The Australian dollar is divided into 100 cents and is denoted by the letters $, A$, or AU$. In 1966, the Australian dollar (AUD) replaced the Australian pound, which had been in use since the country’s days as a British colony.
- Nauru, Tuvalu, and Kiribati are Pacific Island countries that use the Australian dollar as their currency.
- The Australian Dollar, or AUD, is Australia’s official currency, as well as the currency of numerous Pacific island states.
- The Australian Dollar (AUD) was launched in 1966 to replace the Australian Pound, which was tied to the US dollar at the time.
- In 1983, it became a free float, and it has remained that way ever since.
- The Australian dollar (AUD) is a popular currency in forex trading pairings, consistently ranking among the top five most traded currencies.
What is au: Understanding the AUD (Australian Dollar)
The Australian dollar debuted on February 14, 1966, as a replacement for the Australian pound. It was tied to the British pound sterling at 2 dollars to 1 pound at the time.
Australia abandoned the sterling peg in 1967 and replaced it with a peg to the US currency of 0.8929 Australian dollars to one US dollar.
It was converted to a movable peg to a trade-weighted index in 1976. In 1983, the Australian dollar became a free-floating currency.
The Reserve Bank of Australia (RBA) is Australia’s central bank, which determines the country’s monetary policy and issues and administers the country’s money supply. The bank was founded in 1960 and is wholly owned by the Australian government.
Because Australia is a major supplier of coal and iron ore, the value of its currency is highly influenced by commodities prices.
Oil prices fell to decade lows during the commodity collapse of 2015, while both iron ore and coal prices fell to new lows.
As a result, the Australian dollar fell substantially against the US dollar, plummeting more than 15% to parity with the New Zealand dollar (NZD) – values not seen since the 1970s.

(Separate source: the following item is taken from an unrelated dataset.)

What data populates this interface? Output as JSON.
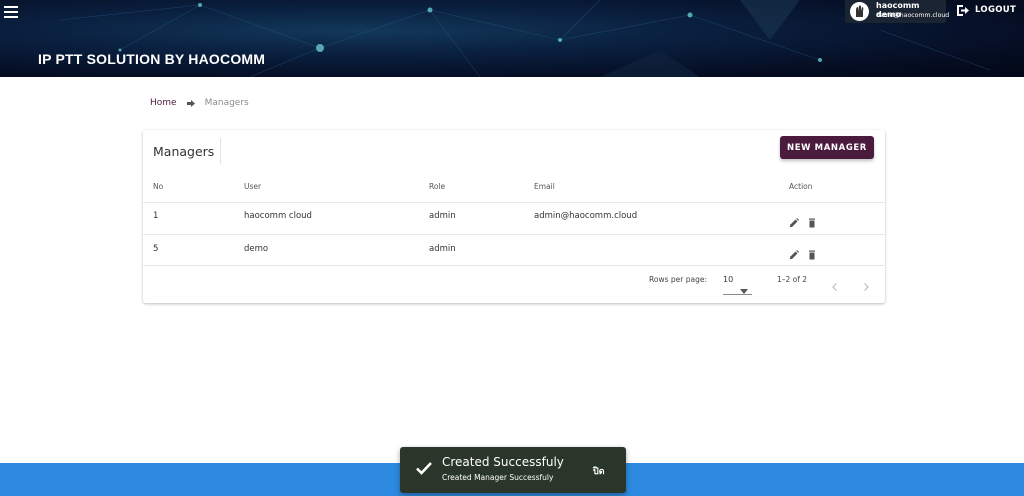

AUD and Forex Markets
The attractiveness of the Australian dollar among forex traders stems from its three Gs: geology, geography, and government policy.
In terms of natural resources, Australia is among the world’s richest countries, with metals, coal, diamonds, beef, and wool among them. Australia is a regional power as well.
Because the dollar is the quote currency in these circumstances, the AUD/USD currency pair tends to be inversely associated with USD/CAD and USD/JPY.
Because both AUD and CAD are commodities block currencies, the AUD/USD pair frequently runs counter to USD/CAD. Trading the AUD/USD currency pair is also referred to as “Aussie” trading. The AUD and NZD, on the other hand, have a strong positive correlation.
According to global foreign exchange transactions, the Australian dollar was the fifth most traded currency in the world in 2019, accounting for almost 7% of all trade.
Australia’s political and economic stability, as well as the government’s limited participation in the foreign exchange market, contribute to the high trading volume.